She was no stranger to trouble and mischief, and she had a habit of regularly starting fights with her old enclosure mates, Donya and Savanna. I can't tell you how many times I had to break up scuffles that she started. I would often disapprovingly scold her for being a brat - something she seemed to take rather personally. She would lower her head when she was being given a stern talking to as if she knew she was being a bad girl, but that she also couldn't help herself. Such conflict!
Aside from being spritely and spirited, Kate was also very independent - fully capable of enjoying her time on her terms. Despite her independence, she always welcomed her people-visitors with warmth and affection, and she would look at her people-visitors in a peculiar, analytical, way. Oftentimes when she would look at you, it seemed as if she was bemused and thinking to herself, "What are you all about? What's your story?" as she just sort of soaked your various elements in.
She could be so silly and so in the moment. She would get into these playful moods where she just wanted to snuffle and roll in the sunny grass forever. I would often watch her being beautiful in those moments, but then again, it was difficult for her *not* to be beautiful. In my humble opinion, she was by far one of the most physically beautiful cats in the compound. Yes, I know, all the cats are beautiful, that's true, but you know what I mean. She was gorgeous, but in a subtle way. She was the embodiment of a windswept ember- crackling, and burning, and dancing in the air.
She also had some of the BEST food anticipation faces. Expressed SO much excitement when the tractor came around! Eyes and mouth as wide open as they could go, absolutely adorable!
If she loved you, she loved you. It was a simple transaction. It wasn't conditional, and it wasn't complicated. She was so full of life, and I'm not just talking about her energy level, but how she chose to take it all in. It was so beautiful to be around her, to see her, to learn from her. I miss her.
She lived well past her wild life expectancy, and I take comfort in the fact that we gave her the best possible life full of love and safety, but I can't help but think that she was still gone too soon. She was nearing her 15th birthday, a ripe, respectable age just shy of being considered full-blown elderly for a tiger, she was a small girl, and she was in fantastic shape. I took it for granted that we had at least three or four more years to enjoy her whimsical wildness and her sky-meat faces, so when her health declined so rapidly, it was like getting kicked in the chest - brutal and unexpected. Cancer took her when she should have had more gas in her tank. I know it was foolish of me to make assurances in my head regarding a cats' longevity, but I was convinced her spark would make it to 20. I was convinced she would become a happy, hobbly, snuffly little old lady with scruffy cheeks and lights still in her eyes, but that wasn't to be.

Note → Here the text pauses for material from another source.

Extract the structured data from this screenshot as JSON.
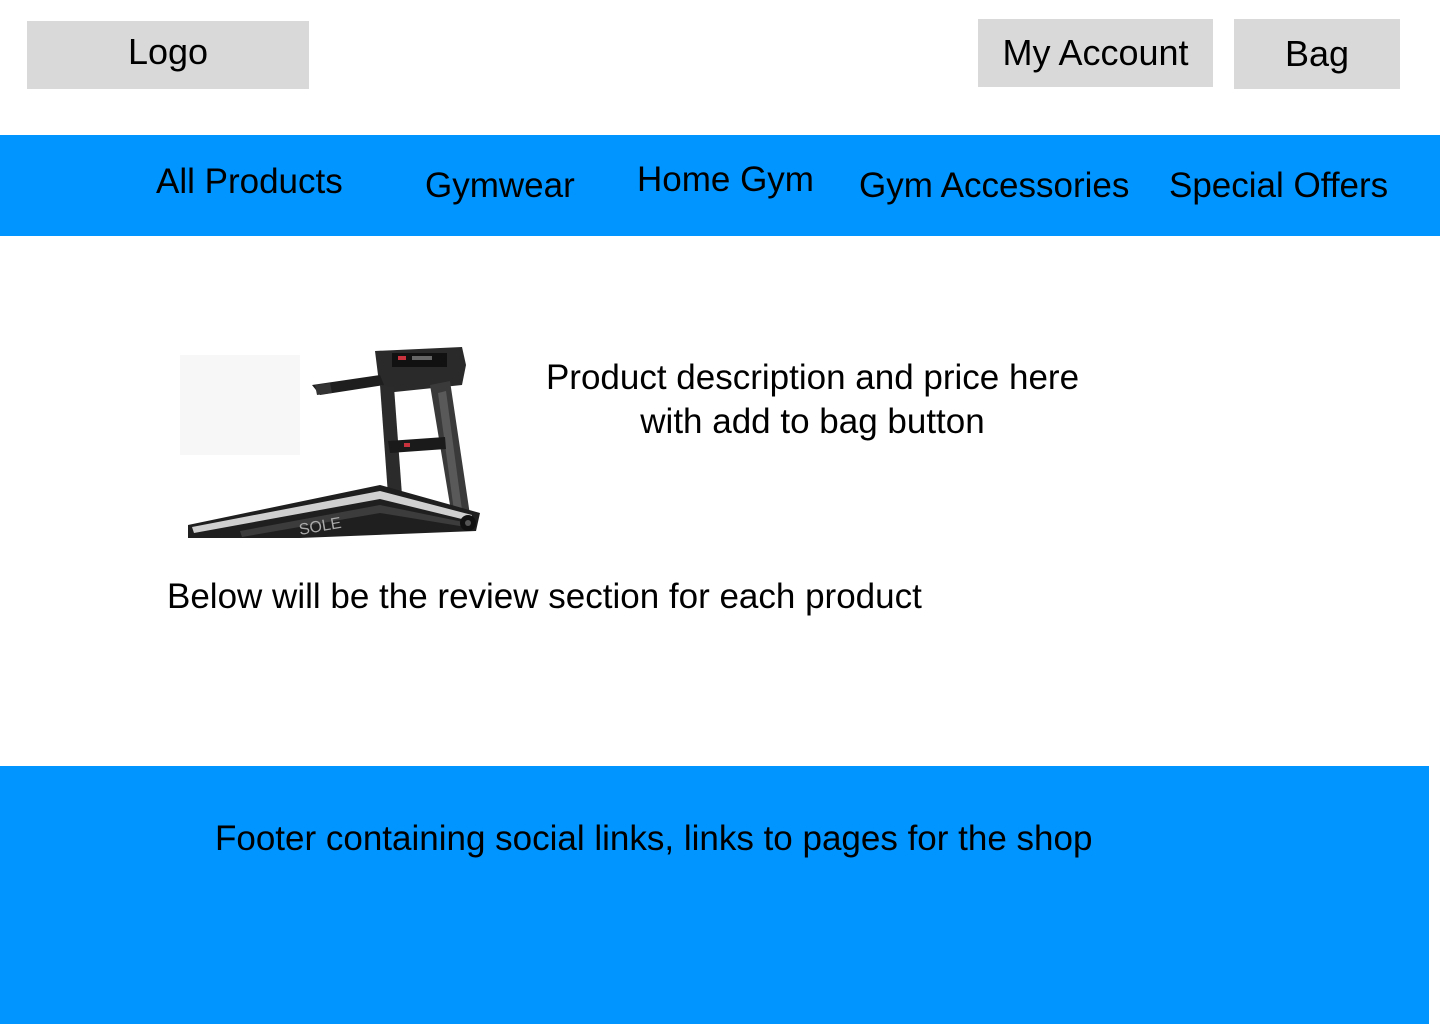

This loss will haunt many of us for years to come. A dancing, burning, beautiful ember disappearing into the night's sky.